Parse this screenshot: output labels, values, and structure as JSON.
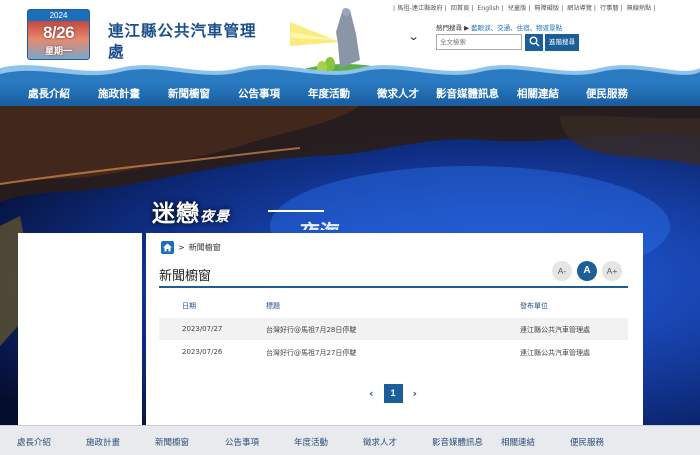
{
  "header": {
    "date": {
      "year": "2024",
      "month_day": "8/26",
      "weekday": "星期一"
    },
    "site_title": "連江縣公共汽車管理處",
    "top_links": [
      "馬祖-連江縣政府",
      "回首頁",
      "English",
      "兒童版",
      "無障礙版",
      "網站導覽",
      "行事曆",
      "無線熱點"
    ],
    "hot_search": {
      "label": "熱門搜尋 ▶",
      "items": [
        "藍眼淚",
        "交通",
        "住宿",
        "物遊景點"
      ]
    },
    "search": {
      "placeholder": "全文檢索",
      "advanced_label": "進階搜尋"
    }
  },
  "nav": {
    "items": [
      "處長介紹",
      "施政計畫",
      "新聞櫥窗",
      "公告事項",
      "年度活動",
      "徵求人才",
      "影音媒體訊息",
      "相關連結",
      "便民服務"
    ]
  },
  "banner": {
    "title": "迷戀",
    "title_small": "夜景",
    "partial_text": "夜海"
  },
  "content": {
    "breadcrumb": "新聞櫥窗",
    "page_title": "新聞櫥窗",
    "font_sizes": [
      "A-",
      "A",
      "A+"
    ],
    "table": {
      "headers": [
        "日期",
        "標題",
        "發布單位"
      ],
      "rows": [
        {
          "date": "2023/07/27",
          "title": "台灣好行@馬祖7月28日停駛",
          "unit": "連江縣公共汽車管理處"
        },
        {
          "date": "2023/07/26",
          "title": "台灣好行@馬祖7月27日停駛",
          "unit": "連江縣公共汽車管理處"
        }
      ]
    },
    "pager": {
      "prev": "‹",
      "current": "1",
      "next": "›"
    }
  },
  "footer": {
    "items": [
      "處長介紹",
      "施政計畫",
      "新聞櫥窗",
      "公告事項",
      "年度活動",
      "徵求人才",
      "影音媒體訊息",
      "相關連結",
      "便民服務"
    ]
  },
  "colors": {
    "primary": "#1b5f9a",
    "nav": "#2b7bc2",
    "title": "#1b4f8c"
  }
}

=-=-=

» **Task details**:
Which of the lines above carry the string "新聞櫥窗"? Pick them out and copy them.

» **Task result**:
      "新聞櫥窗",
    "breadcrumb": "新聞櫥窗",
    "page_title": "新聞櫥窗",
      "新聞櫥窗",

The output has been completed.